uniquely identify computers on that network.


A form of repetition in which a variable keeps track of how many times the loop has been executed.


A block of code repeated automatically under the program’s control.


The computers and the connecting hardware (Wi-Fi access points, cables, fibres, switches and routers) that make it possible to transfer data using an agreed method (‘protocol’).

Operating system

The programs on a computer that deal with internal management of memory, input/output, security and so on, such as Windows 10 or iOS.


The information produced by a computer system for its user, typically on a screen, through speakers or on a printer, but

possibly through the control of motors in physical systems.

Packets of data

A small set of numbers that get transmitted together via the

internet, typically enough for 1000 or 1500 characters.


Used to describe computer systems in which particular content, programs or systems can be developed.


A stored set of instructions encoded in a language understood by the computer that does some form of computation, processing input and/or stored data to generate output.

Pulse code modulation (PCM)

The standard format for audio files, in which the amplitude of the sound is represented at one of, say, 65,536 levels, sampled, say, 44,100 times a second.


Executing a section of computer code a number of times as part of the program.

Reverse engineer

The process of extracting knowledge or design information from an artefact, such as a computer program, often by experimenting with it to see how different inputs produce different outputs.

Safe search mode

A search engine functionality in which inappropriate results are hidden.


A computer program typically executed one line at a time through an interpreter, such as the instructions for a Scratch character.


A programming construct in which one section of code or another is executed depending on whether a particular condition is met.


To place program instructions in order, with each executed one after the other.



A computer connected to the internet or to a local area network providing services – such as file storage, printing, authentication, web pages or email – automatically to other computers on the internet or local network.


Using a computer to model the state and behaviour of real-world (or imaginary) systems, including physical or social systems; an integral part of most computer games.


The programs that control or are run on a computer, written in one or other programming language, including the operating

system, interpreters, compilers and application programs (apps).


A computer graphics object that can be controlled (programmed) independently of other objects or the background.


A system for representing typographic symbols and text in many different writing systems digitally.

Uniform Resource Locator (URL)

A standard for specifying the location on the internet of certain data files, such as In this case (and typically), the URL includes the protocol used to transmit the data, the computer on which it is stored, the file path and the file name of the data.


A way in which computer programs can store, retrieve or change data, such as a score, the time left or the user’s name.

Web (World Wide Web or WWW)

A service provided by computers connected to the internet (web servers) in which pages of hypertext (web pages) are transmitted to users; the pages typically include links to other web pages and may be generated by programs automatically.

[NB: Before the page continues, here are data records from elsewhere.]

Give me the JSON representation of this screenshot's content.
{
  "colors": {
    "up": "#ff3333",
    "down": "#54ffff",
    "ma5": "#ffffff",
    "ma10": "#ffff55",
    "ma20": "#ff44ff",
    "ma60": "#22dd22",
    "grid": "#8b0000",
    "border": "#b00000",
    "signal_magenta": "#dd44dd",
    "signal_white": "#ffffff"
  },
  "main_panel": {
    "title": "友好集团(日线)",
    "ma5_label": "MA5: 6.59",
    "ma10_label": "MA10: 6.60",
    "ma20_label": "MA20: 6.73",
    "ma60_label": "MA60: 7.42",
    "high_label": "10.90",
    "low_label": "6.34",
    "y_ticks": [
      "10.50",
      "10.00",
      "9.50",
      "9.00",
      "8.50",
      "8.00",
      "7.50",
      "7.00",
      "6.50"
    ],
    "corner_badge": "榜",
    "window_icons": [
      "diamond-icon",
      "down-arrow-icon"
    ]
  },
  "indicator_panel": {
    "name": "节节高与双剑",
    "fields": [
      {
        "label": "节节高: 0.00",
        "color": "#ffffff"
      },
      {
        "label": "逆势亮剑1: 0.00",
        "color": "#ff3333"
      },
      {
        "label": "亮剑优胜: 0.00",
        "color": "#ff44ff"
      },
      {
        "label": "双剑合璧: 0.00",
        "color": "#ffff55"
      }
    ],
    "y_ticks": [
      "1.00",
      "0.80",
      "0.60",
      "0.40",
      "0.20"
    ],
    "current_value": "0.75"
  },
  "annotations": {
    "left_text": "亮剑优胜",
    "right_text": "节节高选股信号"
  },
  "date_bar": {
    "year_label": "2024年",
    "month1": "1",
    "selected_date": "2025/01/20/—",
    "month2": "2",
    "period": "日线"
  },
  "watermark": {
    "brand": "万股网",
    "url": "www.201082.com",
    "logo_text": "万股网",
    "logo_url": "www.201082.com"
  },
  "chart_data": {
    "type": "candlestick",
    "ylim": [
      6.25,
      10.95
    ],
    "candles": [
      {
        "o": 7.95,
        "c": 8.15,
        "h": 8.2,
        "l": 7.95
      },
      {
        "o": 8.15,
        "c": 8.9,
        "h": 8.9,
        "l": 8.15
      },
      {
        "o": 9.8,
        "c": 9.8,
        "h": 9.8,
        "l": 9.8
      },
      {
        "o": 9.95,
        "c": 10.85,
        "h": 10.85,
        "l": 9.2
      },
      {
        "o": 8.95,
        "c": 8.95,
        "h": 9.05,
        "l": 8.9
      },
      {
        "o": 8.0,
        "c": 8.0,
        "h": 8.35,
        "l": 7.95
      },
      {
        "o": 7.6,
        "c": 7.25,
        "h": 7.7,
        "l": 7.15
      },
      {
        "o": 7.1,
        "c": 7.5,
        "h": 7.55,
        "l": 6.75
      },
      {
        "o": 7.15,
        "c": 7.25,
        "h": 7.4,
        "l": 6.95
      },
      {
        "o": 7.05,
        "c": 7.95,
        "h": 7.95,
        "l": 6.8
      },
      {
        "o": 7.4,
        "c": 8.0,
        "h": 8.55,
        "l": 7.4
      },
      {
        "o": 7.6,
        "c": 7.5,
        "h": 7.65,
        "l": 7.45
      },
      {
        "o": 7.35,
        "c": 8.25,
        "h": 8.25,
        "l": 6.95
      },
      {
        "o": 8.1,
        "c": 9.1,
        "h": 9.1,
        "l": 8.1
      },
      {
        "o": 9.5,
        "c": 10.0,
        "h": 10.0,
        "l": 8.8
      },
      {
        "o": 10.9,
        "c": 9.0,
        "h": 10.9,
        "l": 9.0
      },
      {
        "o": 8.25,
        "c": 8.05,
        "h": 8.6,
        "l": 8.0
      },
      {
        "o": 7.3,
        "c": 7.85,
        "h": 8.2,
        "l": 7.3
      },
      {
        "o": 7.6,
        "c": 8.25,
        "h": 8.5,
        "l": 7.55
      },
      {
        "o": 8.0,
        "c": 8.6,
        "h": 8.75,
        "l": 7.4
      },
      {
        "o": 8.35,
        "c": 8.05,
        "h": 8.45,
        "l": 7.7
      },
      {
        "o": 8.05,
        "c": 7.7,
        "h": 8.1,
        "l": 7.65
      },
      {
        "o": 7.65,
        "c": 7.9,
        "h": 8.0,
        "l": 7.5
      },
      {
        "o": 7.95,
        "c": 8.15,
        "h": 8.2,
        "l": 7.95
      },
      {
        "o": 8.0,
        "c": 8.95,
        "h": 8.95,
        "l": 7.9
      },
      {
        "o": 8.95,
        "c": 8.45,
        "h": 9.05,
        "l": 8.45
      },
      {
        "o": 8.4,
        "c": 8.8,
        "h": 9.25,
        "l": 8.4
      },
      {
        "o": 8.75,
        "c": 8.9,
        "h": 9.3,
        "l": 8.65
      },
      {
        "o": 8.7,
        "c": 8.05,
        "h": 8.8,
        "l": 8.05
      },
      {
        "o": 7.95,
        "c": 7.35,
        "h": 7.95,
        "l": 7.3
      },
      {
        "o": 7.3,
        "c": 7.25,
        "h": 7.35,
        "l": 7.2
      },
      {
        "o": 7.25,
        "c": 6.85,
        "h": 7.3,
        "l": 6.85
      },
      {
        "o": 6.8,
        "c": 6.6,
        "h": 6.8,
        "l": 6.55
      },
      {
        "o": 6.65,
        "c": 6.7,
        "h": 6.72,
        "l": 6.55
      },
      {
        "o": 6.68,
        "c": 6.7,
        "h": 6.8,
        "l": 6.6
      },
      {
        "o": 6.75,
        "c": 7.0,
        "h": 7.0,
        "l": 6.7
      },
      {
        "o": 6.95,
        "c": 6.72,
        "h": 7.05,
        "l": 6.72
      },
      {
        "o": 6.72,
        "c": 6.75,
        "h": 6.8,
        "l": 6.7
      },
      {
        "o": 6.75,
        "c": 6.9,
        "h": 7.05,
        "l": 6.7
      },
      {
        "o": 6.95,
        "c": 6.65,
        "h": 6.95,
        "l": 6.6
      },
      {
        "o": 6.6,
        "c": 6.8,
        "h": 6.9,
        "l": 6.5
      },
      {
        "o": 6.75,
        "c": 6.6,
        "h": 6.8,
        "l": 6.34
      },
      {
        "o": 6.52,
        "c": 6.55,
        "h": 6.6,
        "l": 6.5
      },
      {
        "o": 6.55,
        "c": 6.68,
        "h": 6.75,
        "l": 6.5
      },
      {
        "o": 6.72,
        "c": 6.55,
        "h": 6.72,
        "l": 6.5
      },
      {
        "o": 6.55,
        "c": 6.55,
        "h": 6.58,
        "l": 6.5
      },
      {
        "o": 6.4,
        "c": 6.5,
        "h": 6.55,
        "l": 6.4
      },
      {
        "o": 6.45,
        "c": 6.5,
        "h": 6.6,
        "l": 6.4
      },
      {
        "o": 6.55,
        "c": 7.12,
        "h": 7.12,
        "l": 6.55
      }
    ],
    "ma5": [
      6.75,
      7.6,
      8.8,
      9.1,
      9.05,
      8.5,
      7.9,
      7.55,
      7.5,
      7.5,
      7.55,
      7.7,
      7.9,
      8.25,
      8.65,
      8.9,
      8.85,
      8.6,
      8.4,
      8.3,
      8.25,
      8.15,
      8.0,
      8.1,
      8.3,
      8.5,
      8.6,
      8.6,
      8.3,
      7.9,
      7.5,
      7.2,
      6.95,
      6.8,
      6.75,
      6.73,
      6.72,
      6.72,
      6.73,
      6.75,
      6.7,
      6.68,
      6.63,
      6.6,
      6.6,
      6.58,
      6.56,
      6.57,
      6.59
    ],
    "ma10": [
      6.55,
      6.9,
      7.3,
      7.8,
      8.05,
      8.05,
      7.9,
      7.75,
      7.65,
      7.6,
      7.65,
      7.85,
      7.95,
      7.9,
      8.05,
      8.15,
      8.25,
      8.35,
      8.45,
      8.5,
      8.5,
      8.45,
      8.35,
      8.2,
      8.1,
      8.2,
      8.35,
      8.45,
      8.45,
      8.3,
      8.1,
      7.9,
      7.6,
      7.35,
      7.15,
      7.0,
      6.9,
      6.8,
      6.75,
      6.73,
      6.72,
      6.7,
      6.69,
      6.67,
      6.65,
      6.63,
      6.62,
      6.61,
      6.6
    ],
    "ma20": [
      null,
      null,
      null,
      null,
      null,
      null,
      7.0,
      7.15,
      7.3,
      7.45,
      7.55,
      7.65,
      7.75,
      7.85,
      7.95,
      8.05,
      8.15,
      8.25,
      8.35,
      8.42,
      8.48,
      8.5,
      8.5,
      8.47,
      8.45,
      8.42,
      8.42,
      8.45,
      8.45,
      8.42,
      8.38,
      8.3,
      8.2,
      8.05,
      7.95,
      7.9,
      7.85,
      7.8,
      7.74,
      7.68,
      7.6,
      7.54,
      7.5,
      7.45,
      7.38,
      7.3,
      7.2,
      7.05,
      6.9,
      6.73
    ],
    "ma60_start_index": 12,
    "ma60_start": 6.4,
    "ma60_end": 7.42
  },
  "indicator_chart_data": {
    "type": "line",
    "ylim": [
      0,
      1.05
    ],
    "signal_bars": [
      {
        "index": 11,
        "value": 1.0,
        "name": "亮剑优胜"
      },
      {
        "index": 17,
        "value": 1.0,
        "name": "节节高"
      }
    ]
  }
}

Note: Some of the above has been taken or adapted from the Primary QuickStart Computing Toolkit, Crown copyright 2015, under the terms of the Open Government Licence.